|2011-06-25 00:05:22||Officials monitoring rising floodwaters at Nebraska nuclear plants -- CNN|
June 23, 2011 2:06 p.m. EDT
(CNN) -- U.S. nuclear regulators say two Nebraska nuclear power plants have protected critical equipment from the rising waters of the Missouri River even though flooding has reached the grounds of one of them.
The Nuclear Regulatory Commission is confident those safeguards will prevent a disaster at either plant even though the Missouri is expected to remain flooded for several weeks, NRC spokesman Victor Dricks said Thursday.
The Fort Calhoun plant, about 20 miles north of Omaha, was shut down for refueling in April. Parts of the grounds are already under two feet of water as the swollen Missouri overflows its banks. But the Omaha Public Power District, which owns the plant, has built flood walls around the reactor, transformers and the plant's electrical switchyard, the NRC said.
"They've surrounded all the vital equipment with berms," Dricks said.
An 8-foot-tall, water-filled berm, 16 feet wide at its base, surrounds the reactor containment structure and auxiliary buildings, the NRC says.
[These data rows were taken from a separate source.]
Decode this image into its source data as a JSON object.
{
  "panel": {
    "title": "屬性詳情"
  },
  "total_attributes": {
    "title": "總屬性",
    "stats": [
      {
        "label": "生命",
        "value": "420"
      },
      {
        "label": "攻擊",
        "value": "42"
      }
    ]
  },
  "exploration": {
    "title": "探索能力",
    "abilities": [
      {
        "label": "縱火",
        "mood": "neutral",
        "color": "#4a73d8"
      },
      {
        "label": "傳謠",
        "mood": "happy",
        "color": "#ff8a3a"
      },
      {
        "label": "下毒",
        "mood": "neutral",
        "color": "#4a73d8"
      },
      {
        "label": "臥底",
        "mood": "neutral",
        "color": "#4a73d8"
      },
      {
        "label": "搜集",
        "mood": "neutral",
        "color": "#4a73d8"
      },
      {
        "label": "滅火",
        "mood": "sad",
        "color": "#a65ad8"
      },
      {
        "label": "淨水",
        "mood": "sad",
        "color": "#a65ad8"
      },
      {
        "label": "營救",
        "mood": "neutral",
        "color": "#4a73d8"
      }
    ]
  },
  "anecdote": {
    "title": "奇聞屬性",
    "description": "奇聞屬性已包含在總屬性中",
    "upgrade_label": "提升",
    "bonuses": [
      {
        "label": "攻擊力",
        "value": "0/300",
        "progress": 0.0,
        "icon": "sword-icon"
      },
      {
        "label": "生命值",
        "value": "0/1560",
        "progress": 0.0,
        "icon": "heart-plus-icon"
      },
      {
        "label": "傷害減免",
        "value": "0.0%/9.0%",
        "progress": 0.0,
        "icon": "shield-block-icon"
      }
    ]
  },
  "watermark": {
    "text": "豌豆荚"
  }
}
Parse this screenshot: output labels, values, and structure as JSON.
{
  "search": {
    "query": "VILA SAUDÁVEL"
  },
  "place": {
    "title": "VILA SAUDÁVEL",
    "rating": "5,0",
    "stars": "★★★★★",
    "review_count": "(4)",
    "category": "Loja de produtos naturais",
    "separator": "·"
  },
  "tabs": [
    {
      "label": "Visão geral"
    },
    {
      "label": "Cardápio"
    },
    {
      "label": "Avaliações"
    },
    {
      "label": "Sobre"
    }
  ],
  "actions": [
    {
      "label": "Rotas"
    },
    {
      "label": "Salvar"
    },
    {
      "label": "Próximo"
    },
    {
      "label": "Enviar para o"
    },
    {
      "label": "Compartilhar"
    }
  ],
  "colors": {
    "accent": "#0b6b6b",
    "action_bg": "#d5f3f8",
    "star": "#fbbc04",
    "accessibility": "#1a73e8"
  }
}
The plant has brought in an additional emergency diesel generator, water pumps, sandbags and firefighting equipment as well, according to regulators.